§ WHAT YOU HAVE TO DO
From the entries below, return every line that includes the word "brush".

§ INFORMATION PROVIDED
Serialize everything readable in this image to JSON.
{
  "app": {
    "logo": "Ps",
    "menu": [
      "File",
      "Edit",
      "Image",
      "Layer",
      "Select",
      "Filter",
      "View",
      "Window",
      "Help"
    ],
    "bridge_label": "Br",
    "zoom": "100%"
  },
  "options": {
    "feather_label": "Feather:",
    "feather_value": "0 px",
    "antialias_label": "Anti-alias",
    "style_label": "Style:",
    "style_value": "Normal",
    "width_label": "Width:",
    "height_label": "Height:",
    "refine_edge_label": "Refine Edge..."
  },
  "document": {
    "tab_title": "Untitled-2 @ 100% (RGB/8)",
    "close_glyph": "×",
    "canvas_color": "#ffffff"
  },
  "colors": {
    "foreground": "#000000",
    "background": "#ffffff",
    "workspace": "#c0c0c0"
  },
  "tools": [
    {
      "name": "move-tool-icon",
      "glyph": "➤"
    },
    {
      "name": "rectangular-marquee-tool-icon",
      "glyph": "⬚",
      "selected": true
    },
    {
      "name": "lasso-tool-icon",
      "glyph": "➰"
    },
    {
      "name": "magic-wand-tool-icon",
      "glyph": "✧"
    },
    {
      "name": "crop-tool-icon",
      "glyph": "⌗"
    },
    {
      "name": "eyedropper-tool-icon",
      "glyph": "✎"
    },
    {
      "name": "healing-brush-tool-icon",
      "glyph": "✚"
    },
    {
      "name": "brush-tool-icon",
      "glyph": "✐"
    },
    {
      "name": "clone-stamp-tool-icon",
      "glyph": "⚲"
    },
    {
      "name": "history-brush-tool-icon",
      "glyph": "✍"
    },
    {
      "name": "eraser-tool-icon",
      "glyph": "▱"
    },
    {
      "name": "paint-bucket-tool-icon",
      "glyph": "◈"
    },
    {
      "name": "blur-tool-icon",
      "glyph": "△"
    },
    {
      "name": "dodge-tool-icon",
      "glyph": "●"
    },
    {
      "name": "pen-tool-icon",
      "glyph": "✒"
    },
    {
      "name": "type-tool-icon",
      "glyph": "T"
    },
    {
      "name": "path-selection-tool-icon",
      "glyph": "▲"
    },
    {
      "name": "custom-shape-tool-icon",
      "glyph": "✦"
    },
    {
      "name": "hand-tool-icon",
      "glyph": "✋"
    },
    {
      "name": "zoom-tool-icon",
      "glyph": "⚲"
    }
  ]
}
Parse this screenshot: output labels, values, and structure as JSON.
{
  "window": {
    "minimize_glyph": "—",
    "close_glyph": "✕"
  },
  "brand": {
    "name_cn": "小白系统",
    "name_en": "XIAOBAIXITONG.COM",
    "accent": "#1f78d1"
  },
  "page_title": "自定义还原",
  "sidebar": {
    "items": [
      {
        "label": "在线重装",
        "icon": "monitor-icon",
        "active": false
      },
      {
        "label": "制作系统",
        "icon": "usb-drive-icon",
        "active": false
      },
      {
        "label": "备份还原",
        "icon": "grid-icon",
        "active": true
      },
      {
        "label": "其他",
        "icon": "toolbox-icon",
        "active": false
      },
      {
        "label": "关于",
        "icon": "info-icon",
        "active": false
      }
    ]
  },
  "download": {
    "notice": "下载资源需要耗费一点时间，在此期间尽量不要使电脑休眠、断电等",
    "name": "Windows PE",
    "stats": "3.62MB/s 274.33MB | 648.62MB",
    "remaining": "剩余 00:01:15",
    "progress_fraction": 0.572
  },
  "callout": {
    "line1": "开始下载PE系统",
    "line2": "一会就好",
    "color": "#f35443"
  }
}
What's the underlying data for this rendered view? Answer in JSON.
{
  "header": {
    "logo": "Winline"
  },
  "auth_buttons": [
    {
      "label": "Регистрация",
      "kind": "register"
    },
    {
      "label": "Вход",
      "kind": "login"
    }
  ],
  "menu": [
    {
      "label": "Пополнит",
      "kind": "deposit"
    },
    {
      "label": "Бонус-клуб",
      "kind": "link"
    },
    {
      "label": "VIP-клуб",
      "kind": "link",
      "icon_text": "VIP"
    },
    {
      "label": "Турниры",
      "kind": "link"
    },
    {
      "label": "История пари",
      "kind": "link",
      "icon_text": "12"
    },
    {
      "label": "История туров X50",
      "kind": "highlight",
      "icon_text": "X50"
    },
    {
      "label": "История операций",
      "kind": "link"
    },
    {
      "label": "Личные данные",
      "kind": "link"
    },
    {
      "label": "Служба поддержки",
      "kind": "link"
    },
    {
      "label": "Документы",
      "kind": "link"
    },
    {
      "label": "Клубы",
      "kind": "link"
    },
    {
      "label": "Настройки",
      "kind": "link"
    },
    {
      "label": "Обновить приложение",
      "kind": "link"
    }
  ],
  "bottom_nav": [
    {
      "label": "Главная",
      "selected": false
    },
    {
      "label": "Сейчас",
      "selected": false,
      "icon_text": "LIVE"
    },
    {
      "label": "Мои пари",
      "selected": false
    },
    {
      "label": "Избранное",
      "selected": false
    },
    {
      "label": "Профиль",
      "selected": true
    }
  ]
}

§ ANSWER TO THIS EXERCISE
      "name": "healing-brush-tool-icon",
      "name": "brush-tool-icon",
      "name": "history-brush-tool-icon",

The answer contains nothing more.